Java, Madura & Bali



Press Release, Civil Society forum (CSF) for Climate Justice

Jakarta- Indonesia, March 23st, 2011.

Indonesia’s parliament has noted that during 2008 to 2010 the Government’s climate change debt to Japan, France and the World Bank for climate change-related loans amounted to USD 1.907 billion. Yet the public do not know what these funds are being used for. Meanwhile, fisherfolk, farmers and fi

Down to Earth No. 76-77 May 2008

Concerns about food security worldwide are growing as rice prices have more than doubled in many countries over the last year and global rice stocks are the lowest for decades.

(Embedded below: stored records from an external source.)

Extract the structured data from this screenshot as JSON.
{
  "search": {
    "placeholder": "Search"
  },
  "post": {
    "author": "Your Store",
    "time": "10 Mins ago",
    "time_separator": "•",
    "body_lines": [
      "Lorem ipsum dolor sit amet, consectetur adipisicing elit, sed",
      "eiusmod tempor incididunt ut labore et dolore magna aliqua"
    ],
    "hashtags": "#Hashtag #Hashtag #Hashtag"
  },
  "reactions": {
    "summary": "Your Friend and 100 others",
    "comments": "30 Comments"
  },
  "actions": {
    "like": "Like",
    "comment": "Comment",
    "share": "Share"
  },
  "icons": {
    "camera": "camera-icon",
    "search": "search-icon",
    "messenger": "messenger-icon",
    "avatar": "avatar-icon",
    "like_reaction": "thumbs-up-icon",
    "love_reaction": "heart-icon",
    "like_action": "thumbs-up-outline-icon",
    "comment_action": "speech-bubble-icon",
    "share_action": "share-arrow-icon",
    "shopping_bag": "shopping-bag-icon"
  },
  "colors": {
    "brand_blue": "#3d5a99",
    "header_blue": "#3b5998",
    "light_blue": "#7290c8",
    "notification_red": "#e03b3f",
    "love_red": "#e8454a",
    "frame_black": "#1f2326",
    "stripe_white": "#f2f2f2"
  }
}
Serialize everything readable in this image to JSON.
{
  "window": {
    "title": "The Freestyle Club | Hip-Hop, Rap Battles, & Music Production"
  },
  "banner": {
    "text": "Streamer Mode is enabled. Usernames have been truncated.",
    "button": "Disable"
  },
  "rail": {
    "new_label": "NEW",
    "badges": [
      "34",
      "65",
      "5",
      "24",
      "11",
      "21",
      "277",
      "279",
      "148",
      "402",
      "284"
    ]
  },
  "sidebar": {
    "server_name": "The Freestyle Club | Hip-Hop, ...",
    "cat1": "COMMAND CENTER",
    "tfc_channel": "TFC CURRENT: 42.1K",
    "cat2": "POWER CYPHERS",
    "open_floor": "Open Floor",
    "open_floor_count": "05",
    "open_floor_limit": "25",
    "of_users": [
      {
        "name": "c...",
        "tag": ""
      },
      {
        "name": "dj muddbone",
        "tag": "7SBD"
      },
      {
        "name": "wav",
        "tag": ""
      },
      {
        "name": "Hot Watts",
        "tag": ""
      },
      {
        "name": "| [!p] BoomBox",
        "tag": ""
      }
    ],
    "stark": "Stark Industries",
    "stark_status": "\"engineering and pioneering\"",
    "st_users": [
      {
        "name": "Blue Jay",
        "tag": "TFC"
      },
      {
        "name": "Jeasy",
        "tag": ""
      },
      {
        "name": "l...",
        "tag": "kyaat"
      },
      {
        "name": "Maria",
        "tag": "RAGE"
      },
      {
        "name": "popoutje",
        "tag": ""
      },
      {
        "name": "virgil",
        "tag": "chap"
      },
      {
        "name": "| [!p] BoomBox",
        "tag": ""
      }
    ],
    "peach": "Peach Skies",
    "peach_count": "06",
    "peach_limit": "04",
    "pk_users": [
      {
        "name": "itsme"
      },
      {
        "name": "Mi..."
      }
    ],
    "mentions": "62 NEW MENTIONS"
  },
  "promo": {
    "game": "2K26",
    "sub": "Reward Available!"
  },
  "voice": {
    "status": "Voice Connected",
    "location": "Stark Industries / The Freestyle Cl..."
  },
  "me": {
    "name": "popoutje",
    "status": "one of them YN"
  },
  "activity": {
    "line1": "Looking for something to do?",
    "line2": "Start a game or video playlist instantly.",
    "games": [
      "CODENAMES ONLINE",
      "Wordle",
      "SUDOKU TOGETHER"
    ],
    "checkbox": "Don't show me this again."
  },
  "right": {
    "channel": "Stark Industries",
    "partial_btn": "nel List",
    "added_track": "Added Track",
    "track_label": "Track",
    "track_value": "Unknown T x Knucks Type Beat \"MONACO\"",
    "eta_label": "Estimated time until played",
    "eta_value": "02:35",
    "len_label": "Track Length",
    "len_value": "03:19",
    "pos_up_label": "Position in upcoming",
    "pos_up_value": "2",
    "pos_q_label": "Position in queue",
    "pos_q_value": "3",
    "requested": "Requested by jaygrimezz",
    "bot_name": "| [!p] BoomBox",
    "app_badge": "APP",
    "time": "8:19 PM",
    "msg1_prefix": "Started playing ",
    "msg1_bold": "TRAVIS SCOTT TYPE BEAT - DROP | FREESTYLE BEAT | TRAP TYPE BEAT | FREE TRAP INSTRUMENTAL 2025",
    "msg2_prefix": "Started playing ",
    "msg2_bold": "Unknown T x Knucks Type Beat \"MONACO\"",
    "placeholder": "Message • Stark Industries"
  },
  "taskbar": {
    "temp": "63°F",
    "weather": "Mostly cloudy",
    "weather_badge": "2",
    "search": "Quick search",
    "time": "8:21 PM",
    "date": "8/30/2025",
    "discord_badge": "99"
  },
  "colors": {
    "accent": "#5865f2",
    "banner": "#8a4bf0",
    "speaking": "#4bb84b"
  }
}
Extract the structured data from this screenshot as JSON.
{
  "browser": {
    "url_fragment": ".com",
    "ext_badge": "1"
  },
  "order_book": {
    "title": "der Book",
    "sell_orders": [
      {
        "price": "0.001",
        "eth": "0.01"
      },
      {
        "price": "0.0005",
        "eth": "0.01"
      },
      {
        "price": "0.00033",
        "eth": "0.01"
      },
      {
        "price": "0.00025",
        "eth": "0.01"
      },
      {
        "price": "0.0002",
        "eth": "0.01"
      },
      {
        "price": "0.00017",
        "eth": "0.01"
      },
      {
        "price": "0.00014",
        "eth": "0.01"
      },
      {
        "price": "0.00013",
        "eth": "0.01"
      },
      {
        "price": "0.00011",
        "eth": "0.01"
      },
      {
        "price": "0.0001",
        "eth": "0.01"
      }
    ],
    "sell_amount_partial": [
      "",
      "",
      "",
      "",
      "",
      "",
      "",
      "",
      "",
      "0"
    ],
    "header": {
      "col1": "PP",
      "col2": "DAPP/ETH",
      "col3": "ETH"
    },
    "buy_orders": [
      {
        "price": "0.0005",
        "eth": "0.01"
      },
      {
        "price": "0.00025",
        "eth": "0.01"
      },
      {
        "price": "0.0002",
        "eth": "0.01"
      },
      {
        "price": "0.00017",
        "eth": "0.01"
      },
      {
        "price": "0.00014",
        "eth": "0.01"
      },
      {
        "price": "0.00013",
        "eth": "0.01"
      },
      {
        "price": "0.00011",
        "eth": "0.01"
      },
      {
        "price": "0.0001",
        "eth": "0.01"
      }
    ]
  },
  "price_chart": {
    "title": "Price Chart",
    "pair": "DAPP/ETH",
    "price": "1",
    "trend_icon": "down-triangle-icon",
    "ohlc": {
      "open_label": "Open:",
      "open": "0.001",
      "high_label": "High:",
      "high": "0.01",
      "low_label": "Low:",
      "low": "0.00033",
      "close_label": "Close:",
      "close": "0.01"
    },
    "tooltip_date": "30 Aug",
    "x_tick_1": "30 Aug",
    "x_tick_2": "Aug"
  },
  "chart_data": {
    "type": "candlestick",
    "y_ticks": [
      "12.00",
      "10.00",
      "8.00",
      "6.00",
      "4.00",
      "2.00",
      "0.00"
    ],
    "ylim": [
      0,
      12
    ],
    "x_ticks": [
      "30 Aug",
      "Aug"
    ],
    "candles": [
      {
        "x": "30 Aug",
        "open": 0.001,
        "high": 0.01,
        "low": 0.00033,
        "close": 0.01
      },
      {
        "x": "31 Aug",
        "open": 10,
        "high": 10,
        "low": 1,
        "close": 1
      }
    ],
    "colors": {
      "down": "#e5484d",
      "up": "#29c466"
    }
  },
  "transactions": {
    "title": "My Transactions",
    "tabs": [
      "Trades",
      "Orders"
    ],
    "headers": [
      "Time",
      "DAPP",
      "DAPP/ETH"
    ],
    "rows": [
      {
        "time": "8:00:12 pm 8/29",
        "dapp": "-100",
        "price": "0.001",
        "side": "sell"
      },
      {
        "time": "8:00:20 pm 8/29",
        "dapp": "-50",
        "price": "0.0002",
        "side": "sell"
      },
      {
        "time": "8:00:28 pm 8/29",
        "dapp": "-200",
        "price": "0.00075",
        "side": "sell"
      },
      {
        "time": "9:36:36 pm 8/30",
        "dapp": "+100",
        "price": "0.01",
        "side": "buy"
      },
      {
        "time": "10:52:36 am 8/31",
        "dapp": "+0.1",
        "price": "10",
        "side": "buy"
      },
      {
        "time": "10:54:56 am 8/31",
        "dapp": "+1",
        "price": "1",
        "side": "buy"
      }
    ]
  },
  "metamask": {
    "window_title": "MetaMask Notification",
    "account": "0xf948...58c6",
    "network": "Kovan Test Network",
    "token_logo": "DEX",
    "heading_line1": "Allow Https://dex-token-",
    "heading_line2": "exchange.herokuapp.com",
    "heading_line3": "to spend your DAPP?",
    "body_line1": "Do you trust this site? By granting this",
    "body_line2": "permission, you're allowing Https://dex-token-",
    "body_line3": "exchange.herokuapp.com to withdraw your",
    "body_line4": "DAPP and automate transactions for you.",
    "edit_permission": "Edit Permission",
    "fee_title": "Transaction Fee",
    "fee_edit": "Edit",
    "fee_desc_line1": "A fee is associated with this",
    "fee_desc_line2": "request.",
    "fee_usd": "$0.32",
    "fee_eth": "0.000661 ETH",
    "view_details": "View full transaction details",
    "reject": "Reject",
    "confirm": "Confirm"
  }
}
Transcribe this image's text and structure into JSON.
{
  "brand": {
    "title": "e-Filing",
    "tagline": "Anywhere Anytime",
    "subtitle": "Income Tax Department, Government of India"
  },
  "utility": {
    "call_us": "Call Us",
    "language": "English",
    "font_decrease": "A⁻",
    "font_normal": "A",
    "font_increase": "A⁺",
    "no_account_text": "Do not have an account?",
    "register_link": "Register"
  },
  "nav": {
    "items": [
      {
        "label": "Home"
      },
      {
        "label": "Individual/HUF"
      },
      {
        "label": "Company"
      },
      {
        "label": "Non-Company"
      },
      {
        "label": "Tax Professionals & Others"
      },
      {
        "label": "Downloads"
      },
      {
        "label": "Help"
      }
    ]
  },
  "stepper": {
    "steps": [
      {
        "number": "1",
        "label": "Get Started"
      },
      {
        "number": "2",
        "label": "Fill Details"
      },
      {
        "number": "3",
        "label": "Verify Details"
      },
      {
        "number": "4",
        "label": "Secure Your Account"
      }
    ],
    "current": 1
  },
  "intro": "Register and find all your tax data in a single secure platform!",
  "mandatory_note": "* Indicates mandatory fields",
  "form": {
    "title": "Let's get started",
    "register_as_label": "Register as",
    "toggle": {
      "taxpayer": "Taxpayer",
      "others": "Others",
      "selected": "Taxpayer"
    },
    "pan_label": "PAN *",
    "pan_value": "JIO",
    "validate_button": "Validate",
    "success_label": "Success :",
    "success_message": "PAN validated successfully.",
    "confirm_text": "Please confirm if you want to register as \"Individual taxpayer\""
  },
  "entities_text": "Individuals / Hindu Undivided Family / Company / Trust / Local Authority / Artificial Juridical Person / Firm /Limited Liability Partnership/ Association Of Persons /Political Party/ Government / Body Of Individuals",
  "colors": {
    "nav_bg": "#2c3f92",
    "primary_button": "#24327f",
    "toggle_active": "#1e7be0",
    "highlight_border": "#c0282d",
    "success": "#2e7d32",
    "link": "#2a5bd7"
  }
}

Meanwhile the Indonesian government needs to consider how to increase rice production and to protect the food supplies of the poor.

The United Nations Food and Agriculture Organization voiced concern when international rice prices rocketed to a 20-year high in late March with the global benchmark price at over US$500 per tonne.

Down to Earth No. 72 March 2007

CGI creditor group disbanded

Indonesia's creditor group, the Consultative Group on Indonesia, has been disbanded after President Susilo Bambang Yudhoyono said it was no longer needed. The January announcement was officially welcomed the World Bank, former CGI chair and one of Indonesia's three main creditors alongside the Asian Development Bank and Japan.


Fatal chemical explosion, East Java

WALHI East Java has called for a halt to production and an investigation into PT Petrowidada following an explosion at the company's chemical plant on January 20 which resulted in two dead, 50 others severely injured, and dozens evacuated from the surrounding area. A joint investigation by WALHI East Java and other local groups has documented several past explosions.

Down to Earth No 58  August 2003

Indonesia is being pushed by powerful mining multinationals to open up protected forests for mining, but the international campaign to prevent yet more forest destruction is gaining momentum.

A final decision on whether or not companies can mine in Indonesia's protected forests - putting at risk some of the most biodiverse ecosystems in the world - is expected to be issued by Indonesia's parliament soon.

An Indonesian NGO coalition, led by mining advocacy network, JATAM, is campaigning to ma

Down to Earth No 51 November 2001


Despite a poor social and environmental record across the globe, commercial aquaculture - intensive fish-farming - is still regarded as having a bright future in Indonesia. According to former marine affairs minister Sarwono, of Indonesia's total fish production, 82% is from capture fisheries. "We need to push for aquaculture to boost fish production" he told a March workshop.

Down to Earth No. 45, May 2000

Coastal communities are being impoverished by large-scale illegal fishing operations; the country's coral reefs are badly damaged and its mangroves are rapidly disappearing. Indonesia's coastal resources are facing a grave crisis. The question now is whether the government of President Wahid has the political commitment to stop the devastation.